Difference Between Scarcity and Shortage
All profitable training is made up of the same things: production, distribution, and consumption. These three factors, if managed effectively, can result in the efficient use of resources within a given organization.
However, even the most efficient organizations suffer from time to time from some form of scarcity or shortage. Note that there is a difference between scarcity and shortage and we will explain how they differ in this article. But first, let’s look at their definitions.
Definition of Scarcity
Scarcity is defined as a naturally occurring limitation on a resource that cannot be replenished. Such resources are mostly of high value at all times irrespective of the level of demand placed on them. From another perspective, it can be defined as a phenomenon that states that unlimited human wants are to be satisfied with limited resources.
A very good example is land. It is a natural resource essential for both the survival and prosperity of humanity. It is also required for the maintenance of the terrestrial ecosystem. Because of human curiosity, which is infinite, land use and exploration keep increasing. But land is finite in nature, and as such, it keeps growing scarce. This means that there is a limitation on how much it can be used or explored.
Knowing that a resource is limited brings about the application of economics to make the most suitable choices under conditions of limitations. This is a common reaction to both shortage vs scarcity. Before this application, it is important to understand what type of scarcity one is dealing with. It could be demand-induced, supply-induced, or structural scarcity.
Definition of Shortage
Shortage is defined as the temporary inability to meet the demand for a replenishable product. In other words, the supply is less than the demand as a result of circumstances that are not beyond human control. In cases such as this, the market is said to be in a state of disequilibrium.
According to the definition, this state of disequilibrium is usually a temporary condition because the product can be replenished to bring the market back to its normal state of equilibrium. Scarcity vs shortage, when compared, seem similar, but they are not. The former is used to describe finite resources while the latter is used to describe infinite resources.

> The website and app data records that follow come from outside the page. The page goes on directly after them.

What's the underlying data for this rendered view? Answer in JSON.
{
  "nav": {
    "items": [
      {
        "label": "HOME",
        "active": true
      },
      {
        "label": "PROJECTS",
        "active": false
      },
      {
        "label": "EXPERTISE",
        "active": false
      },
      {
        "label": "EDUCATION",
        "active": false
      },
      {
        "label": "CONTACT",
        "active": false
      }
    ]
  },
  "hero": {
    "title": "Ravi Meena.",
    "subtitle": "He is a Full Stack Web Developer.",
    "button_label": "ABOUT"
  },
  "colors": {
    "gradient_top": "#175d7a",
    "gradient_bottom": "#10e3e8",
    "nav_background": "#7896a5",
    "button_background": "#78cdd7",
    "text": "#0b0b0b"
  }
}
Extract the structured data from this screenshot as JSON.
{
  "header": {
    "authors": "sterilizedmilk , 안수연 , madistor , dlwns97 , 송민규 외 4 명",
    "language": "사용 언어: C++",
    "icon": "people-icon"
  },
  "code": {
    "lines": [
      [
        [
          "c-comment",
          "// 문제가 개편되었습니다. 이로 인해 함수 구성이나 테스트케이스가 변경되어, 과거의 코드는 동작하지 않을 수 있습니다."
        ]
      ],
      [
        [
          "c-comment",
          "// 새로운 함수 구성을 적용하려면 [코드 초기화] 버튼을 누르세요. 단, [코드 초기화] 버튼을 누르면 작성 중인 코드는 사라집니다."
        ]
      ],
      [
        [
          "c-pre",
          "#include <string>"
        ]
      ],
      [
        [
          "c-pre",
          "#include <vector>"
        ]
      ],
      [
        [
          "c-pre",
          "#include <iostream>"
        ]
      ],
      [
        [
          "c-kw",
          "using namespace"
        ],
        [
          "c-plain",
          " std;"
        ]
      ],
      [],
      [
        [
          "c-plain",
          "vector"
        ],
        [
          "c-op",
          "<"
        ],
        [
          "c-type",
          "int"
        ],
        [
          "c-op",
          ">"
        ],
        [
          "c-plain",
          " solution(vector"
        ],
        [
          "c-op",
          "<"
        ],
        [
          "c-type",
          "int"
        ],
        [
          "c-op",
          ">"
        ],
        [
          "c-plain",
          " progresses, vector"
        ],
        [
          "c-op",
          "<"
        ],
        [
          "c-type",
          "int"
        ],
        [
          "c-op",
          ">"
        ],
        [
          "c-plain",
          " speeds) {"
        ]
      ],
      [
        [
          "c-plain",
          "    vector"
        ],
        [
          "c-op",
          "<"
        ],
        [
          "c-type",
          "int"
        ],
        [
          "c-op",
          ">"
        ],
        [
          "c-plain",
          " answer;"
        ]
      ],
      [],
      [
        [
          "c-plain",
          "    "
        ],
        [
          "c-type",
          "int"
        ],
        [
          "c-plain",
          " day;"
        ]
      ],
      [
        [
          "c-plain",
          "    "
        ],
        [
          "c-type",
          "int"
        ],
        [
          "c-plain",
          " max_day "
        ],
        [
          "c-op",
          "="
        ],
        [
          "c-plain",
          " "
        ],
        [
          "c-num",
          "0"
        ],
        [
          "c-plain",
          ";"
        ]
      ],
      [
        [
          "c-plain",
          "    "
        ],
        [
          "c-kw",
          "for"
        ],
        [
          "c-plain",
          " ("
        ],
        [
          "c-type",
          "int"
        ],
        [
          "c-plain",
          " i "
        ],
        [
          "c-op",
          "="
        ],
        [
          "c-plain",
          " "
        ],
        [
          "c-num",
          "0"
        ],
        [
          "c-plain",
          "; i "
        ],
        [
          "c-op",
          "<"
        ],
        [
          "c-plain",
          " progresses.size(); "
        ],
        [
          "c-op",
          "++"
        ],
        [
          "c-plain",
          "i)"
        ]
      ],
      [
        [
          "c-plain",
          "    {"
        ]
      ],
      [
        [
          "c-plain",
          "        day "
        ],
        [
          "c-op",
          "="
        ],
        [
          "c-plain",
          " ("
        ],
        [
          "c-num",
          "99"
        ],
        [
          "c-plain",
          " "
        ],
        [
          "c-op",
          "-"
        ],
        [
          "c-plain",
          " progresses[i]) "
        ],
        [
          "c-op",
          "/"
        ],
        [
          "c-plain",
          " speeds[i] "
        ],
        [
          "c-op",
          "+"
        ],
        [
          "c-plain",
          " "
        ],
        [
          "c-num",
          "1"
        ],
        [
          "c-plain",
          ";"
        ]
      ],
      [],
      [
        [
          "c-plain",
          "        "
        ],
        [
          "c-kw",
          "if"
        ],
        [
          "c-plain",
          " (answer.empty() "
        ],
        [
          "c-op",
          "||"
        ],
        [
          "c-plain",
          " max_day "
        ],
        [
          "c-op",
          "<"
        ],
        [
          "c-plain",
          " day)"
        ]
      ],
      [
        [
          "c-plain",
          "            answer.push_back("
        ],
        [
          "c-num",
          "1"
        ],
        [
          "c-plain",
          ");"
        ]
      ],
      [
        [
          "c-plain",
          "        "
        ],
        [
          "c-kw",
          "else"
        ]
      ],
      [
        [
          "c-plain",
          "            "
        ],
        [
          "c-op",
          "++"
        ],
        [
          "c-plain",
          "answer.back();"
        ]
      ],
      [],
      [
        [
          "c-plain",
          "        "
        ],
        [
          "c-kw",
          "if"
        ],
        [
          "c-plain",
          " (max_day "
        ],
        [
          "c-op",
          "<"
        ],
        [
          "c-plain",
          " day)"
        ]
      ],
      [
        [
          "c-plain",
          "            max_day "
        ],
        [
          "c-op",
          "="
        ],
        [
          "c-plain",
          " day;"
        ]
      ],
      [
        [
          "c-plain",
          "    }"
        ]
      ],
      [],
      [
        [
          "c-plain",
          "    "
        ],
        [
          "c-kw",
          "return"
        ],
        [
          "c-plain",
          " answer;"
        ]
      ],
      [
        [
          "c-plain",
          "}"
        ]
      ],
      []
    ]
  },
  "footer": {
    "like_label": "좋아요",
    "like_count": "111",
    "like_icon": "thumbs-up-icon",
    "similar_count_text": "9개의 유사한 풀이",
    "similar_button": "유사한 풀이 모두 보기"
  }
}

There are three main factors that may bring about a shortage.
- Decrease in supply
A temporary supply limitation of fresh fruits due to bad weather or an unfavorable crop season is a good illustration of this factor.
- Increase in demand
An example is terrible and destructive weather conditions that require people to take in family and friends from the impacted area for a while. This would lead to an increase in demand for items like food, personal effects, water, etc.
- Government-imposed price ceilings
This factor affects specified goods that have government-mandated legal minimum or maximum prices.
Scarcity vs Shortage Comparison Table
One look at this table and you’ll understand and be able to answer the question – what is the difference between a shortage and scarcity? This will also help you to see and refer to these terms professionally, especially in a formal setting.
|Basis of Comparison
|Availability of a resource in a finite quantity in its natural form
|A state of demands being higher than supply
|Market conditions initiated my human
|Permanent or lasts for a long time
|Mostly naturally occurring substances like gold, silver, etc
|Man-made goods and services
Conclusion of the Main Difference Between Scarcity vs Shortage
Have you ever asked yourself – “what is the difference between a shortage and scarcity?” Now you have your answer. To avoid mixing things up and using words interchangeably. You should note that the nature of the substance, goods or services largely explains how these terms are different from each other.